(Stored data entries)
────

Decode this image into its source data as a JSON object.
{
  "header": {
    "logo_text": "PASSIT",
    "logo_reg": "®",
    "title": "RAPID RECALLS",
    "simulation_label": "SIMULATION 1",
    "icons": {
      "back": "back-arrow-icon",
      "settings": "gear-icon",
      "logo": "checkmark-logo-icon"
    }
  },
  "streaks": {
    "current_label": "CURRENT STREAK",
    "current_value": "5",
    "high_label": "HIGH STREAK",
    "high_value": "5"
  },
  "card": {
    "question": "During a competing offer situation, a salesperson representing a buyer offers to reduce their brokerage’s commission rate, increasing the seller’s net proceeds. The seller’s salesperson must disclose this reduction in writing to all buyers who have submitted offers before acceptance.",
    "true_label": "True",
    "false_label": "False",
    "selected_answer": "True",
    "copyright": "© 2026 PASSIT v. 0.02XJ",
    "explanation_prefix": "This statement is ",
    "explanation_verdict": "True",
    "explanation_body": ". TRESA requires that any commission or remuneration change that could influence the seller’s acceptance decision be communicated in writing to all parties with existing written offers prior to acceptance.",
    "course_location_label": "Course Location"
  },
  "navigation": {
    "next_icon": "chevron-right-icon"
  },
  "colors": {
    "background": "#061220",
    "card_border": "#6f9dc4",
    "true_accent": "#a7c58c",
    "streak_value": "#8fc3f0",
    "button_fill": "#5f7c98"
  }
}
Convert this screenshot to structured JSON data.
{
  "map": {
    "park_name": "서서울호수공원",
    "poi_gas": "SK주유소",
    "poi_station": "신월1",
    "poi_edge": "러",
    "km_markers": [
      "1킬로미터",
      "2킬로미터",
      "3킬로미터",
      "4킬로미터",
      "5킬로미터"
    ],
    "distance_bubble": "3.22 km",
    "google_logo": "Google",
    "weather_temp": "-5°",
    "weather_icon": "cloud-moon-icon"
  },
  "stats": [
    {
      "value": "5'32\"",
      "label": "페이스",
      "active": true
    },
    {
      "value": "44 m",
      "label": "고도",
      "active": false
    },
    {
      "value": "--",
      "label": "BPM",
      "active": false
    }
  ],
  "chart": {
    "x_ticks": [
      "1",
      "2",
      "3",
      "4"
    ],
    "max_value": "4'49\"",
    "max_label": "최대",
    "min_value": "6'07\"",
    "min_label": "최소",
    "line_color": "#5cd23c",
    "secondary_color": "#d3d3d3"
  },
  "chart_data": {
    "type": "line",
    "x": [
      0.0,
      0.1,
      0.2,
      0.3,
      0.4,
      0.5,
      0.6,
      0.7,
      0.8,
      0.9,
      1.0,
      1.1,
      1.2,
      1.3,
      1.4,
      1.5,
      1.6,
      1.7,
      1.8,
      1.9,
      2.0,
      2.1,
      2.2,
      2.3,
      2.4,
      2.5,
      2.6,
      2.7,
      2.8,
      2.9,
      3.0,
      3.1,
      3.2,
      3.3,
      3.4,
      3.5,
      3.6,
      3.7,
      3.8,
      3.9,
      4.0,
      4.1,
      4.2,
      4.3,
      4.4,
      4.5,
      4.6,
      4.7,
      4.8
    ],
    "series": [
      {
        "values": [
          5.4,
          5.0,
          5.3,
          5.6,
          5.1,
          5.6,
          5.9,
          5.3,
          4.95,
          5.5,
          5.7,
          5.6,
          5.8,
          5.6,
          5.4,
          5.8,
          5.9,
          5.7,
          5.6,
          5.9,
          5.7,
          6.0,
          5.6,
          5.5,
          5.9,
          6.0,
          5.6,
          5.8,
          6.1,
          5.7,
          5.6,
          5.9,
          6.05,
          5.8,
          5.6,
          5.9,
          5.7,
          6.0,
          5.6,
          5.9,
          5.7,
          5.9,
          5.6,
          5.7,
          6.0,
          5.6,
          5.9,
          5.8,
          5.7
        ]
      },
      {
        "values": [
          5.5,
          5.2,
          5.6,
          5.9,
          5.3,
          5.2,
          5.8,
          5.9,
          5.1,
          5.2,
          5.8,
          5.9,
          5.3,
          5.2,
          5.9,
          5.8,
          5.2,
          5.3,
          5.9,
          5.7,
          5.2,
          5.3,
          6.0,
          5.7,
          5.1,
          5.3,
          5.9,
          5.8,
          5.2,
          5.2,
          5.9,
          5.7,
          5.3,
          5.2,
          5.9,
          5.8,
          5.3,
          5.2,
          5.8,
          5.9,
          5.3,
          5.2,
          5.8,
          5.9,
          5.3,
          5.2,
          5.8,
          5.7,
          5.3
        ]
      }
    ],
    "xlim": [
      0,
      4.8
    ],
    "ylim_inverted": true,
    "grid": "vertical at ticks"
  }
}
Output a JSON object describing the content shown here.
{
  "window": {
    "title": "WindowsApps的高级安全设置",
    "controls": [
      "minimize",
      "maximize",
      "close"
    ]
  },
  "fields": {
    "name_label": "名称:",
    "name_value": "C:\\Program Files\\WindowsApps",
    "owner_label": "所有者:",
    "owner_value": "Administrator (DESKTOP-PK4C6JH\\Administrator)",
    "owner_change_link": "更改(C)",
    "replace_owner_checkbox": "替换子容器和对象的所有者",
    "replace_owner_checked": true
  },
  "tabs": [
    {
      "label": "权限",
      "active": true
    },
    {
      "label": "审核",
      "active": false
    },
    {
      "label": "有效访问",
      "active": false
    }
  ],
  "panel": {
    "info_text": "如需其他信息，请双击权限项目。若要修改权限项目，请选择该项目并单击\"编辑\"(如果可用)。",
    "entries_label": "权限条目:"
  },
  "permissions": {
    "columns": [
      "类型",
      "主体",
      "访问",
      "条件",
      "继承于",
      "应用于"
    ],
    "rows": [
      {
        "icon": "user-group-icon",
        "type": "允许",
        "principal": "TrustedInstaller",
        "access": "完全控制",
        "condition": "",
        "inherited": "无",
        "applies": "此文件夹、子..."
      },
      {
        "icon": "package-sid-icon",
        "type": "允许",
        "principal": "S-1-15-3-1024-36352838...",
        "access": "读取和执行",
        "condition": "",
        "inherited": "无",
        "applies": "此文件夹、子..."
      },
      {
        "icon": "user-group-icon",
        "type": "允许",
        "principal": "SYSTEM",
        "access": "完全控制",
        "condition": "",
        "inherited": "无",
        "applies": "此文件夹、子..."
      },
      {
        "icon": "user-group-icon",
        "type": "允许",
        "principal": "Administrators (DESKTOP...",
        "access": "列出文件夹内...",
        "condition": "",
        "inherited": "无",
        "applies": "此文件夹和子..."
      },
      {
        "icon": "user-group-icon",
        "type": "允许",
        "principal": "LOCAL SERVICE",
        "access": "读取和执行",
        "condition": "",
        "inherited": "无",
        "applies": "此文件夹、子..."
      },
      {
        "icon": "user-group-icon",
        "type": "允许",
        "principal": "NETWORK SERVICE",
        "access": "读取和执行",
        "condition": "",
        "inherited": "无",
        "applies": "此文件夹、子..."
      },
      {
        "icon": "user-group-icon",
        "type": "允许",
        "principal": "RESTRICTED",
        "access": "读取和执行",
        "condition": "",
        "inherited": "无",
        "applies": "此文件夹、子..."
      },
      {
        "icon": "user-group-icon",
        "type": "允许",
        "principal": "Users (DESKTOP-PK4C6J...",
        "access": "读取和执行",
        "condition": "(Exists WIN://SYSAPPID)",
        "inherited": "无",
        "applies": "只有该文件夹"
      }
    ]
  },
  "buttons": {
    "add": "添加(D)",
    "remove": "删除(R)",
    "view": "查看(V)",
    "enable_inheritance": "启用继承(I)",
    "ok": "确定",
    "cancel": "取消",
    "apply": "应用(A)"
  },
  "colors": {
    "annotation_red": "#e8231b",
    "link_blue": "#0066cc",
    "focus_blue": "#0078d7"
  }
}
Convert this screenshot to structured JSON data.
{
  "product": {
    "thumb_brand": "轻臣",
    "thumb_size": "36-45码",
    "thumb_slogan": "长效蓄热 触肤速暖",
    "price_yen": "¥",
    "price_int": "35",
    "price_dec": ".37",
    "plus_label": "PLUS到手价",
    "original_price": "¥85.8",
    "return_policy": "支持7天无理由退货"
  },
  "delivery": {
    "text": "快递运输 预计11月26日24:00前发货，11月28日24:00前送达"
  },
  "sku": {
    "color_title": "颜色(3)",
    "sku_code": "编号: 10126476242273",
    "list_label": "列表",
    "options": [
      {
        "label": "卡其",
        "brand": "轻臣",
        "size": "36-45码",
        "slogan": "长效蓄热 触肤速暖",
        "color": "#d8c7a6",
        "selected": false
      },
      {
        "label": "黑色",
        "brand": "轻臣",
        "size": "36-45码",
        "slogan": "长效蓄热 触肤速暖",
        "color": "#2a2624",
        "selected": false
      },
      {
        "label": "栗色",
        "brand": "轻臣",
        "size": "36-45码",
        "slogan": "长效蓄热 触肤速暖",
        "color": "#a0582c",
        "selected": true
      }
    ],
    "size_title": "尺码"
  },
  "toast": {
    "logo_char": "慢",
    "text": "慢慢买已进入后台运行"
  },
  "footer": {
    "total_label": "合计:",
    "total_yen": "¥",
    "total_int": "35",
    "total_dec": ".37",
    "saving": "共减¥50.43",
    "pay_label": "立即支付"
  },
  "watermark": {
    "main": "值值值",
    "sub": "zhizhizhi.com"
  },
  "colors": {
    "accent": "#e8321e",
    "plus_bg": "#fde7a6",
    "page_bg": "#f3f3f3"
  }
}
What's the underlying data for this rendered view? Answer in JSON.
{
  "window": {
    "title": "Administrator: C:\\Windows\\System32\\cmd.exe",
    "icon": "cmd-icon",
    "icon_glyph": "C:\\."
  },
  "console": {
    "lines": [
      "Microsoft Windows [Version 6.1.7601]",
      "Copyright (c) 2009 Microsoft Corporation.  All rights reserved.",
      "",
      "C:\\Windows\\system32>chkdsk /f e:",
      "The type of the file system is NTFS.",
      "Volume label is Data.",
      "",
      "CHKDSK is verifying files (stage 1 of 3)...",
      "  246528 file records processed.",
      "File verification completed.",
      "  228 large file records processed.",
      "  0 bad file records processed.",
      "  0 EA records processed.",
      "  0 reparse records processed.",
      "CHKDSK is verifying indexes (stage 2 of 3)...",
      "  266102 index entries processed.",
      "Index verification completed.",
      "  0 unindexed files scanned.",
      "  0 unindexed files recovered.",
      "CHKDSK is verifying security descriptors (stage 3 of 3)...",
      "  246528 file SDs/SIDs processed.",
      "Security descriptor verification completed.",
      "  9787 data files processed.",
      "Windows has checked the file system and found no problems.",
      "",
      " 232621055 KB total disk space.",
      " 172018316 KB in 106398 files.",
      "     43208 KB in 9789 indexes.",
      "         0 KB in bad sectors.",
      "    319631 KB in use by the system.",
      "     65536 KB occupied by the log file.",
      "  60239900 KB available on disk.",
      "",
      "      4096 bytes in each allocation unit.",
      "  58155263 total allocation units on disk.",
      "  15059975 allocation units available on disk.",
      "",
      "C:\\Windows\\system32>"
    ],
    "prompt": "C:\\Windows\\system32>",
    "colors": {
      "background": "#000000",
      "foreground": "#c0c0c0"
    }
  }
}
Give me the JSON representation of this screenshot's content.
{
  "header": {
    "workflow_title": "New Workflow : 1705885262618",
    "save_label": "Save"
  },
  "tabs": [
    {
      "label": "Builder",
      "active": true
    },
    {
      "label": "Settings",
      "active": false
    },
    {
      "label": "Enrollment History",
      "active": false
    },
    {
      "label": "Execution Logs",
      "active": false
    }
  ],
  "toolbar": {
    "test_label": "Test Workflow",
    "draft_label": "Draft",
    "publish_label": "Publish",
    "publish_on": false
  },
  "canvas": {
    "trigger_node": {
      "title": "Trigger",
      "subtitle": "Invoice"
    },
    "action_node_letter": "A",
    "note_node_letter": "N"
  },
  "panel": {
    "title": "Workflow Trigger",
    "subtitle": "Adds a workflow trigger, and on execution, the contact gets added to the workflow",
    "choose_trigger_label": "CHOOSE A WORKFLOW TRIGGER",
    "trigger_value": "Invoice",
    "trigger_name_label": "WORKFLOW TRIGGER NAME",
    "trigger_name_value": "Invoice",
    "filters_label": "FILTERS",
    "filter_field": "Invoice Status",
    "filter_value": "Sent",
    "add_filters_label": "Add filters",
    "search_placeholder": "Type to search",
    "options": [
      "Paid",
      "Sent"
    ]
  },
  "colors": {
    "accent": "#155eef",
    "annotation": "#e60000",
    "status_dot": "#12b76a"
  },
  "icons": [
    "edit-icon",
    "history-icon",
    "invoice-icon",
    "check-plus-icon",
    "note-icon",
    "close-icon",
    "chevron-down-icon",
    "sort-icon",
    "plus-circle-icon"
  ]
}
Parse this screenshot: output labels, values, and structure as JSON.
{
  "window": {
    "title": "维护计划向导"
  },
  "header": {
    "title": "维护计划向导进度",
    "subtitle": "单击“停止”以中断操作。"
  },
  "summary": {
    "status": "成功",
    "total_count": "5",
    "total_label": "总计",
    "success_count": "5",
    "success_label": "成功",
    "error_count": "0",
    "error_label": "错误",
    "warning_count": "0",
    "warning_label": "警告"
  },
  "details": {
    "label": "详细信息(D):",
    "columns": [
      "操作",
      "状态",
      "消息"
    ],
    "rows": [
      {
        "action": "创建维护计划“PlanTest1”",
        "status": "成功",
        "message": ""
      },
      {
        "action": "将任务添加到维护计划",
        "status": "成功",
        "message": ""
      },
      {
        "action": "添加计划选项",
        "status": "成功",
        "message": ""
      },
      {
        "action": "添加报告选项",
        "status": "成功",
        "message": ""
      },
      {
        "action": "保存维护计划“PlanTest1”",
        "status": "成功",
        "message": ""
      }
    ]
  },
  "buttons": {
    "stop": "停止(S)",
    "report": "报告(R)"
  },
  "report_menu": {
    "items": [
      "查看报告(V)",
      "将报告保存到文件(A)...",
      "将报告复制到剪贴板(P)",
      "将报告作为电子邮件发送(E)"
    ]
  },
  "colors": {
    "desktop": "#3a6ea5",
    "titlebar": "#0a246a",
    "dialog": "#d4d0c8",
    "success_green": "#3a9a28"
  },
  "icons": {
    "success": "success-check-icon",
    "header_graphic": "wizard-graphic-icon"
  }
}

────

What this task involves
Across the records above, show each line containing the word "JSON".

Output of the task
Decode this image into its source data as a JSON object.
Convert this screenshot to structured JSON data.
Output a JSON object describing the content shown here.
Convert this screenshot to structured JSON data.
What's the underlying data for this rendered view? Answer in JSON.
Give me the JSON representation of this screenshot's content.
Parse this screenshot: output labels, values, and structure as JSON.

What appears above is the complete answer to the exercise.